Every entry is to be returned verbatim.

..............................

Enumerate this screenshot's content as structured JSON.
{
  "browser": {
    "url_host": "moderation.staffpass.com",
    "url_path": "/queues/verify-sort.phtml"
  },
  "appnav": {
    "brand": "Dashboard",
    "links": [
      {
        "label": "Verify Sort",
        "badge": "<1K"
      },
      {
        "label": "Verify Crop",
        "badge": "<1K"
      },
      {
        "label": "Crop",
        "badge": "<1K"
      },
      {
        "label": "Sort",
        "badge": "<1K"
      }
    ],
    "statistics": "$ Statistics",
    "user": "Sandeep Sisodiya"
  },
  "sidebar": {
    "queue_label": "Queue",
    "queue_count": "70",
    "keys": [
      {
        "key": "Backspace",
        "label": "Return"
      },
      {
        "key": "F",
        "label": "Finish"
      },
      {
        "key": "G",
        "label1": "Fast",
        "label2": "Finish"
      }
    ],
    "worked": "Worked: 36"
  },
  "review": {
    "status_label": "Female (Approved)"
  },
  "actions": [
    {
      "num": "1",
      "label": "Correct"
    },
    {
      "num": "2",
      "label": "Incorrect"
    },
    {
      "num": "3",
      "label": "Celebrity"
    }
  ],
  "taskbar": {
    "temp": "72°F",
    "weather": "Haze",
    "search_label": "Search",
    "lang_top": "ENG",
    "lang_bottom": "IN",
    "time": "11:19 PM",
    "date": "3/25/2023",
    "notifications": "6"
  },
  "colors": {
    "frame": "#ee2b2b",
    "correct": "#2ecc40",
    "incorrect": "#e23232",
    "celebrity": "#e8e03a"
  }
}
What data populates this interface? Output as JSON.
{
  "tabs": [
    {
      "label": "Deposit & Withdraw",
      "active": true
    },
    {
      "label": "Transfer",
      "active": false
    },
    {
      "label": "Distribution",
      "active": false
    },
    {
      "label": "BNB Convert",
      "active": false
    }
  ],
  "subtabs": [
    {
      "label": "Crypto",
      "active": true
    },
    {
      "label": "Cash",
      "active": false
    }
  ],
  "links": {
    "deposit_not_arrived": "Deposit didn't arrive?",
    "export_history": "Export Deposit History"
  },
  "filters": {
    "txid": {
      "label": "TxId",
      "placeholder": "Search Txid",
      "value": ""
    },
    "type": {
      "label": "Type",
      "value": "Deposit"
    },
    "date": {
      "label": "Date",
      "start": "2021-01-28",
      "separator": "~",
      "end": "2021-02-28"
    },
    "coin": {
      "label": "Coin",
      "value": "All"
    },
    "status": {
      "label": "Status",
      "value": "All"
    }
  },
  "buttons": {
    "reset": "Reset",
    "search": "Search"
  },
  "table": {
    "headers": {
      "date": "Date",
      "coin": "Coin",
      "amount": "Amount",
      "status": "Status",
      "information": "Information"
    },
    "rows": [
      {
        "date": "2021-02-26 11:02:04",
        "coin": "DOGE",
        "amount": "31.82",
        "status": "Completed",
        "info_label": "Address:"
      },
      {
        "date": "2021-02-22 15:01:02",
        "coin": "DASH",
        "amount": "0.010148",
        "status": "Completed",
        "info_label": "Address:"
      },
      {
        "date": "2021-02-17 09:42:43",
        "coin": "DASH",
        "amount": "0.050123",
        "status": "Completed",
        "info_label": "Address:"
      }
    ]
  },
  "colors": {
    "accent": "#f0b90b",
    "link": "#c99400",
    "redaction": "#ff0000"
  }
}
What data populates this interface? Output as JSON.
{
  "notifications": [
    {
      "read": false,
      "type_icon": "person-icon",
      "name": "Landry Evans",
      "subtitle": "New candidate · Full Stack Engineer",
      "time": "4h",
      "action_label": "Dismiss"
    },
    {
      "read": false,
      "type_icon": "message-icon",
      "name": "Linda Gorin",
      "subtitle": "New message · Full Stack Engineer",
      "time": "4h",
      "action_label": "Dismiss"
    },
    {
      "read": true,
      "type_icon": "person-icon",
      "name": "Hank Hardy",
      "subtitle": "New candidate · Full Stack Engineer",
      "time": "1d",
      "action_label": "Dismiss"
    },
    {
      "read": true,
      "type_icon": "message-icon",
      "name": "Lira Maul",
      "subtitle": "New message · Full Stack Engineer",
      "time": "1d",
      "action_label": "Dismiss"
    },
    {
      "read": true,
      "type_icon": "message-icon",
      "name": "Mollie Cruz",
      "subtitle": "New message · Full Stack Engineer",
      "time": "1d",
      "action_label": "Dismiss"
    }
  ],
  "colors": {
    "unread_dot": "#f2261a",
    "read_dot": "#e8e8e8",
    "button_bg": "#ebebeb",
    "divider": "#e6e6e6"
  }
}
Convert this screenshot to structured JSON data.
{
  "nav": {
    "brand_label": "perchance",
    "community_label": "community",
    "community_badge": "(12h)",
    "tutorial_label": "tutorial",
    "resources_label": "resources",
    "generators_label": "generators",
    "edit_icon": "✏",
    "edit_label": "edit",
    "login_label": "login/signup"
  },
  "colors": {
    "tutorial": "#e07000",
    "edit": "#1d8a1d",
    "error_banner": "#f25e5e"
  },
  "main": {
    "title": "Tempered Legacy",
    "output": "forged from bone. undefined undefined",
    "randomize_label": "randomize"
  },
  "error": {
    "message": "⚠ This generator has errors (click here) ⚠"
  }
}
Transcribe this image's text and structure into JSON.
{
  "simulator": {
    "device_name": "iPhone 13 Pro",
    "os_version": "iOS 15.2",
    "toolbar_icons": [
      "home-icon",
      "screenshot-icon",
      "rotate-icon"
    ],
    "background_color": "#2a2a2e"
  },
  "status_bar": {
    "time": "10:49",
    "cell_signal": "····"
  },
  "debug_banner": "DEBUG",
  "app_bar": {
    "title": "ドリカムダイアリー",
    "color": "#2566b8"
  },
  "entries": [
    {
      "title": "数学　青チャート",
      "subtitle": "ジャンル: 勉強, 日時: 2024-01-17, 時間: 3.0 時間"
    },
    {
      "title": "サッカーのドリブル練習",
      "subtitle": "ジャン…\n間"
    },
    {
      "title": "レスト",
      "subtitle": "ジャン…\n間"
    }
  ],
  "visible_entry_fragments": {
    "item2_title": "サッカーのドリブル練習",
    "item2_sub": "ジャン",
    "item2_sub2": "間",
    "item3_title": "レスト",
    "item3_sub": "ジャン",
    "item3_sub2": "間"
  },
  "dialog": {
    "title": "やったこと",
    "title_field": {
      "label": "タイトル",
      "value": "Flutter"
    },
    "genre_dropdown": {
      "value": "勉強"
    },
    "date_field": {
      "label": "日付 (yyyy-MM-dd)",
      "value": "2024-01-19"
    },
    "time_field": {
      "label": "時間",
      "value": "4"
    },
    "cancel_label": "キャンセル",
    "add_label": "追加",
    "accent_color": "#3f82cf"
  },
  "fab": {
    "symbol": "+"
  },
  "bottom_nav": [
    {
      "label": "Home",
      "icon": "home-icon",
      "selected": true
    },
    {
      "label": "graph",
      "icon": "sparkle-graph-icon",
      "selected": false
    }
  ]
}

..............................

> [Response]:
Enumerate this screenshot's content as structured JSON.
{
  "browser": {
    "url_host": "moderation.staffpass.com",
    "url_path": "/queues/verify-sort.phtml"
  },
  "appnav": {
    "brand": "Dashboard",
    "links": [
      {
        "label": "Verify Sort",
        "badge": "<1K"
      },
      {
        "label": "Verify Crop",
        "badge": "<1K"
      },
      {
        "label": "Crop",
        "badge": "<1K"
      },
      {
        "label": "Sort",
        "badge": "<1K"
      }
    ],
    "statistics": "$ Statistics",
    "user": "Sandeep Sisodiya"
  },
  "sidebar": {
    "queue_label": "Queue",
    "queue_count": "70",
    "keys": [
      {
        "key": "Backspace",
        "label": "Return"
      },
      {
        "key": "F",
        "label": "Finish"
      },
      {
        "key": "G",
        "label1": "Fast",
        "label2": "Finish"
      }
    ],
    "worked": "Worked: 36"
  },
  "review": {
    "status_label": "Female (Approved)"
  },
  "actions": [
    {
      "num": "1",
      "label": "Correct"
    },
    {
      "num": "2",
      "label": "Incorrect"
    },
    {
      "num": "3",
      "label": "Celebrity"
    }
  ],
  "taskbar": {
    "temp": "72°F",
    "weather": "Haze",
    "search_label": "Search",
    "lang_top": "ENG",
    "lang_bottom": "IN",
    "time": "11:19 PM",
    "date": "3/25/2023",
    "notifications": "6"
  },
  "colors": {
    "frame": "#ee2b2b",
    "correct": "#2ecc40",
    "incorrect": "#e23232",
    "celebrity": "#e8e03a"
  }
}
What data populates this interface? Output as JSON.
{
  "tabs": [
    {
      "label": "Deposit & Withdraw",
      "active": true
    },
    {
      "label": "Transfer",
      "active": false
    },
    {
      "label": "Distribution",
      "active": false
    },
    {
      "label": "BNB Convert",
      "active": false
    }
  ],
  "subtabs": [
    {
      "label": "Crypto",
      "active": true
    },
    {
      "label": "Cash",
      "active": false
    }
  ],
  "links": {
    "deposit_not_arrived": "Deposit didn't arrive?",
    "export_history": "Export Deposit History"
  },
  "filters": {
    "txid": {
      "label": "TxId",
      "placeholder": "Search Txid",
      "value": ""
    },
    "type": {
      "label": "Type",
      "value": "Deposit"
    },
    "date": {
      "label": "Date",
      "start": "2021-01-28",
      "separator": "~",
      "end": "2021-02-28"
    },
    "coin": {
      "label": "Coin",
      "value": "All"
    },
    "status": {
      "label": "Status",
      "value": "All"
    }
  },
  "buttons": {
    "reset": "Reset",
    "search": "Search"
  },
  "table": {
    "headers": {
      "date": "Date",
      "coin": "Coin",
      "amount": "Amount",
      "status": "Status",
      "information": "Information"
    },
    "rows": [
      {
        "date": "2021-02-26 11:02:04",
        "coin": "DOGE",
        "amount": "31.82",
        "status": "Completed",
        "info_label": "Address:"
      },
      {
        "date": "2021-02-22 15:01:02",
        "coin": "DASH",
        "amount": "0.010148",
        "status": "Completed",
        "info_label": "Address:"
      },
      {
        "date": "2021-02-17 09:42:43",
        "coin": "DASH",
        "amount": "0.050123",
        "status": "Completed",
        "info_label": "Address:"
      }
    ]
  },
  "colors": {
    "accent": "#f0b90b",
    "link": "#c99400",
    "redaction": "#ff0000"
  }
}
What data populates this interface? Output as JSON.
{
  "notifications": [
    {
      "read": false,
      "type_icon": "person-icon",
      "name": "Landry Evans",
      "subtitle": "New candidate · Full Stack Engineer",
      "time": "4h",
      "action_label": "Dismiss"
    },
    {
      "read": false,
      "type_icon": "message-icon",
      "name": "Linda Gorin",
      "subtitle": "New message · Full Stack Engineer",
      "time": "4h",
      "action_label": "Dismiss"
    },
    {
      "read": true,
      "type_icon": "person-icon",
      "name": "Hank Hardy",
      "subtitle": "New candidate · Full Stack Engineer",
      "time": "1d",
      "action_label": "Dismiss"
    },
    {
      "read": true,
      "type_icon": "message-icon",
      "name": "Lira Maul",
      "subtitle": "New message · Full Stack Engineer",
      "time": "1d",
      "action_label": "Dismiss"
    },
    {
      "read": true,
      "type_icon": "message-icon",
      "name": "Mollie Cruz",
      "subtitle": "New message · Full Stack Engineer",
      "time": "1d",
      "action_label": "Dismiss"
    }
  ],
  "colors": {
    "unread_dot": "#f2261a",
    "read_dot": "#e8e8e8",
    "button_bg": "#ebebeb",
    "divider": "#e6e6e6"
  }
}
Convert this screenshot to structured JSON data.
{
  "nav": {
    "brand_label": "perchance",
    "community_label": "community",
    "community_badge": "(12h)",
    "tutorial_label": "tutorial",
    "resources_label": "resources",
    "generators_label": "generators",
    "edit_icon": "✏",
    "edit_label": "edit",
    "login_label": "login/signup"
  },
  "colors": {
    "tutorial": "#e07000",
    "edit": "#1d8a1d",
    "error_banner": "#f25e5e"
  },
  "main": {
    "title": "Tempered Legacy",
    "output": "forged from bone. undefined undefined",
    "randomize_label": "randomize"
  },
  "error": {
    "message": "⚠ This generator has errors (click here) ⚠"
  }
}
Transcribe this image's text and structure into JSON.
{
  "simulator": {
    "device_name": "iPhone 13 Pro",
    "os_version": "iOS 15.2",
    "toolbar_icons": [
      "home-icon",
      "screenshot-icon",
      "rotate-icon"
    ],
    "background_color": "#2a2a2e"
  },
  "status_bar": {
    "time": "10:49",
    "cell_signal": "····"
  },
  "debug_banner": "DEBUG",
  "app_bar": {
    "title": "ドリカムダイアリー",
    "color": "#2566b8"
  },
  "entries": [
    {
      "title": "数学　青チャート",
      "subtitle": "ジャンル: 勉強, 日時: 2024-01-17, 時間: 3.0 時間"
    },
    {
      "title": "サッカーのドリブル練習",
      "subtitle": "ジャン…\n間"
    },
    {
      "title": "レスト",
      "subtitle": "ジャン…\n間"
    }
  ],
  "visible_entry_fragments": {
    "item2_title": "サッカーのドリブル練習",
    "item2_sub": "ジャン",
    "item2_sub2": "間",
    "item3_title": "レスト",
    "item3_sub": "ジャン",
    "item3_sub2": "間"
  },
  "dialog": {
    "title": "やったこと",
    "title_field": {
      "label": "タイトル",
      "value": "Flutter"
    },
    "genre_dropdown": {
      "value": "勉強"
    },
    "date_field": {
      "label": "日付 (yyyy-MM-dd)",
      "value": "2024-01-19"
    },
    "time_field": {
      "label": "時間",
      "value": "4"
    },
    "cancel_label": "キャンセル",
    "add_label": "追加",
    "accent_color": "#3f82cf"
  },
  "fab": {
    "symbol": "+"
  },
  "bottom_nav": [
    {
      "label": "Home",
      "icon": "home-icon",
      "selected": true
    },
    {
      "label": "graph",
      "icon": "sparkle-graph-icon",
      "selected": false
    }
  ]
}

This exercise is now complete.